Work required >> In the listing below, find each line holding "South" and copy it.

Supplied data >>
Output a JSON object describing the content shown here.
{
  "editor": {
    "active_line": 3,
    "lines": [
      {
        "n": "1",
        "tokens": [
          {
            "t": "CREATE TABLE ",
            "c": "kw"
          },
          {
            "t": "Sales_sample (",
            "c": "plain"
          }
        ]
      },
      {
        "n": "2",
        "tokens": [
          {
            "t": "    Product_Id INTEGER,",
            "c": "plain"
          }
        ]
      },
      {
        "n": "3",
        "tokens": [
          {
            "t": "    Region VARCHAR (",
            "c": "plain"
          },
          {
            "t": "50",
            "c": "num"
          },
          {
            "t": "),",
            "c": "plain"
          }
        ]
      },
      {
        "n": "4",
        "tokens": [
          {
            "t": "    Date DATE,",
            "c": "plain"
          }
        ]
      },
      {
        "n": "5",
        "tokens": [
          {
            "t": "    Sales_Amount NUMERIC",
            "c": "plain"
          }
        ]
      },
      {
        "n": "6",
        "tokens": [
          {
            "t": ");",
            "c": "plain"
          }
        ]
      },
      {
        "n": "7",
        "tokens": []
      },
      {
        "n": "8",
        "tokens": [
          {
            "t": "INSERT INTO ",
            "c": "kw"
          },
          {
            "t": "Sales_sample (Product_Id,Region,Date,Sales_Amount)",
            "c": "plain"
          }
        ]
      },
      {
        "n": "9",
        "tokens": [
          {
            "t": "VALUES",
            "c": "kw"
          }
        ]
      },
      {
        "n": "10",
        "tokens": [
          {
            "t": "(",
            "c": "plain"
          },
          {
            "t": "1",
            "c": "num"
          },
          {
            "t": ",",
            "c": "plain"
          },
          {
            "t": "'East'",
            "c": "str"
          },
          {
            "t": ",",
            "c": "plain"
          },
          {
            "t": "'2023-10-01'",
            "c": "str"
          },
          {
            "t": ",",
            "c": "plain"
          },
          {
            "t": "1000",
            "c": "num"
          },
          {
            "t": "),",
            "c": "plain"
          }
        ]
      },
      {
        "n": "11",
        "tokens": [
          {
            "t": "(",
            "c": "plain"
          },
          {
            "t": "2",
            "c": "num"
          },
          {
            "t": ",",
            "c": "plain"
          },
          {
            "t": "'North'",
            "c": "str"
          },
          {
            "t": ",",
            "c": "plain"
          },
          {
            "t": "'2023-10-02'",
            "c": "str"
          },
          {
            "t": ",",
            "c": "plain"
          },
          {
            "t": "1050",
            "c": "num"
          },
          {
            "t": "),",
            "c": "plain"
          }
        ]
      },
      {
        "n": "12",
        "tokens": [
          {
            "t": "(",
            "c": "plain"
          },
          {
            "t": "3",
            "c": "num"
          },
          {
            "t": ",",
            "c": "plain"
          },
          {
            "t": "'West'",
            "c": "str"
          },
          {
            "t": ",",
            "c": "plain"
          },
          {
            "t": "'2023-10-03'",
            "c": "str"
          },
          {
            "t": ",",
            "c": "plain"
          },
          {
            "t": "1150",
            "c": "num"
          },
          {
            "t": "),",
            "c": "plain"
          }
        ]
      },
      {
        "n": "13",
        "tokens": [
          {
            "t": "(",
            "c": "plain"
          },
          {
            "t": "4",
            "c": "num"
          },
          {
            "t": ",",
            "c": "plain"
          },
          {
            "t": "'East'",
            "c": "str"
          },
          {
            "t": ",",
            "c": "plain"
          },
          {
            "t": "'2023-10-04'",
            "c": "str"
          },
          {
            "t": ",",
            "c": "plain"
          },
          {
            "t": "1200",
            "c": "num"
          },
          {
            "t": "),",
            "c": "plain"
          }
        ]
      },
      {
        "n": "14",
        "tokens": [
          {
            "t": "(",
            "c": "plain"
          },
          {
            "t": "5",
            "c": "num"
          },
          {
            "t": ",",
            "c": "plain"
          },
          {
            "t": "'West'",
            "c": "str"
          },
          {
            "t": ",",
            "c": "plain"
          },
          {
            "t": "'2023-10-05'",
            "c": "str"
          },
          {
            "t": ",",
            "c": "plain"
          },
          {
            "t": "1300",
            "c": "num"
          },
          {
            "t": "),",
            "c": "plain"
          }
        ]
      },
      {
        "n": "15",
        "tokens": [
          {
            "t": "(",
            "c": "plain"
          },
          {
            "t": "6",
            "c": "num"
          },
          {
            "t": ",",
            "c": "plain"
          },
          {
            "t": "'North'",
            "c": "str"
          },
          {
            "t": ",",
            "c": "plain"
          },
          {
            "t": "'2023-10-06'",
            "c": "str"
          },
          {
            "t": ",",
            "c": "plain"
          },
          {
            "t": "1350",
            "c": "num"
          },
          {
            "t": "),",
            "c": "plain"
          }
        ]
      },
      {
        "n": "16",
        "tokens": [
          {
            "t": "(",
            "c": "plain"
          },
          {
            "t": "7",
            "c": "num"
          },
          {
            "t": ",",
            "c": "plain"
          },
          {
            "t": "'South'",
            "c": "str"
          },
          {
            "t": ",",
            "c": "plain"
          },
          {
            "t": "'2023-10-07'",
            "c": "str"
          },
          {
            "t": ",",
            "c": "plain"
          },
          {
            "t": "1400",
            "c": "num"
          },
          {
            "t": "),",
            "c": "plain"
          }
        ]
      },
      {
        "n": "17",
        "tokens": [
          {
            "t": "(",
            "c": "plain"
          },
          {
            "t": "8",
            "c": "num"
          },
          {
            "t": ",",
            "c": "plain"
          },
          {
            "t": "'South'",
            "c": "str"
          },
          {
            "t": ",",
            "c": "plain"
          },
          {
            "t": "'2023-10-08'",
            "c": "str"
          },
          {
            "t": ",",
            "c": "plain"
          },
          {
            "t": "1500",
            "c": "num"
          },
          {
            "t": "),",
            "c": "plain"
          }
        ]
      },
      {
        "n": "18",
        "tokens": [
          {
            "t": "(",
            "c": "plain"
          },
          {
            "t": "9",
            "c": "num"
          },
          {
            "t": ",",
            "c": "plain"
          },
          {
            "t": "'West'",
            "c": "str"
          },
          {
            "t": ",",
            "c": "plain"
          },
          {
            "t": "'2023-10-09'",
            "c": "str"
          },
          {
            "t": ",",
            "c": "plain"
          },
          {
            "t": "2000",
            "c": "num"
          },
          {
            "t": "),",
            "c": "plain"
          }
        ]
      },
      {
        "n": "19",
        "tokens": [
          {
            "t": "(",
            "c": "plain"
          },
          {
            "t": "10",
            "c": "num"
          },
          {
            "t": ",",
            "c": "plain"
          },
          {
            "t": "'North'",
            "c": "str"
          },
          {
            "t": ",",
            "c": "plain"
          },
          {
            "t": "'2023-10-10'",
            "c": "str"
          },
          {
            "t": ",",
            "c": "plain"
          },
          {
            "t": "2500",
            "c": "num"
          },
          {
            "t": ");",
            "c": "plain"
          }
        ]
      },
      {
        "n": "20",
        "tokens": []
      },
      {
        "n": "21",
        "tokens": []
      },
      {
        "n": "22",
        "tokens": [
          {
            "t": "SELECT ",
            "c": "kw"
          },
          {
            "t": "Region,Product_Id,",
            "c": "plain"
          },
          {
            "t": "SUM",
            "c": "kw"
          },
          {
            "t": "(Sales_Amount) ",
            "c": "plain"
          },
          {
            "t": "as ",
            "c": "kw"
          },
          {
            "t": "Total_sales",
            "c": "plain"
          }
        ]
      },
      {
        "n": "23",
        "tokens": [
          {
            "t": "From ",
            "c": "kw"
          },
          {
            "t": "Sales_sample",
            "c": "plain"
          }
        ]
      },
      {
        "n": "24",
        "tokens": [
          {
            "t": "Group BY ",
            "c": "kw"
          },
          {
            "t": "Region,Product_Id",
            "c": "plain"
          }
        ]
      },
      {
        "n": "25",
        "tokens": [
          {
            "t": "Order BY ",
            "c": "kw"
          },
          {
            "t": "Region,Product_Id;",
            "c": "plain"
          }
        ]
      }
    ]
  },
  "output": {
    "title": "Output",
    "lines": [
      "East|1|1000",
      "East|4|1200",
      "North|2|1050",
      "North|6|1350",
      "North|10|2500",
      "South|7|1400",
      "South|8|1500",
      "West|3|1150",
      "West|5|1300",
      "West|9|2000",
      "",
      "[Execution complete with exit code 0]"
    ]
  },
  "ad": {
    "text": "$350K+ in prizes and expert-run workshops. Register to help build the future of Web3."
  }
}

Written reply >>
            "t": "'South'",
            "t": "'South'",
      "South|7|1400",
      "South|8|1500",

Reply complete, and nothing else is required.